One of the things that convinced Roberts of this is the testimony of Joseph's mother, Lucy Mack Smith. She wrote the following about her son's creative abilities:

"During our evening conversations, Joseph would occasionally give us some of the most amusing recitals that could be imagined. He would describe the ancient inhabitants of this continent, their dress, mode of travelings, and the animals upon which they rode; their cities, their buildings, with every particular; their mode of warfare; and also their religious worship. This he would do with as much ease, seemingly, as if he had spent his whole life among them" (Studies, p. 243).

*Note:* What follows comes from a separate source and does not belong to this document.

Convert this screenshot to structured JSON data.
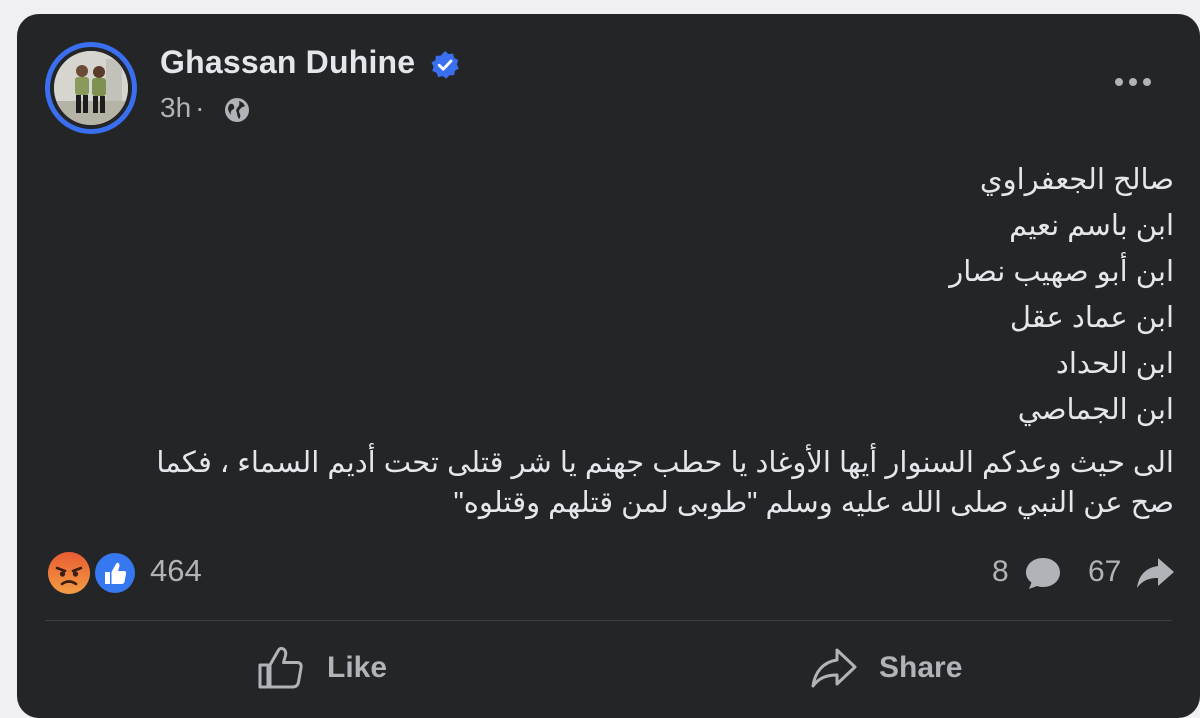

From this testimony it is apparent that Joseph was known by his own family as quite a storyteller. And the significance of this evening storytelling, Roberts points out, is that Joseph was doing all this before he had supposedly received the gold plates from the angel Moroni (Studies, p. 244).

Based on this evidence, Roberts draws the following conclusion:

"These evening recitals could come from no other source than the vivid, constructive imagination of Joseph Smith, a remarkable power which attended him through all his life. It was as strong and varied as Shakespeare's and no more to be accounted for than the English Bard's" (Studies, p. 244).

Statements like these help us understand why LDS church leaders did not want the B. H. Roberts material in circulation. And even today, many people are still unaware of the evidence compiled by this well-known Mormon apologist and historian. Fortunately, this fascinating research is now easily accesible to any who want a fuller understanding of the true origins of the Book of Mormon.

Joel B. Groat

Roberts was ranked the greatest intellectual in Mormon history in surveys by LDS scholars Leonard Arrington in 1969 and Stan Larson in 1993 — see Leonard J. Arrington, "The Intellectual Tradition of the Latter-day Saints," Dialogue: A Journal of Mormon Thought 4 (Spring 1969), pp. 13-26 and Stan Larson, "Intellectuals in Mormonism: An Update," Dialogue: A Journal of Mormon Thought 26 (Fall 1993), pp. 187-89.

Josiah Priest's Wonders of Nature and Providence was published in New York state, only about twenty miles from where the Smith family resided from about 1815 to 1830, and Ethan Smith's View of the Hebrews was published in Poultney, Vermont, only a few miles from Windsor, Vermont where Joseph Smith's family lived until he was ten years of age. Roberts considered it "probable" that Ethan Smith's book was "either possessed by Joseph Smith or certainly known by him, for [it] was surely available to him" — Studies of the Book of Mormon, p. 153.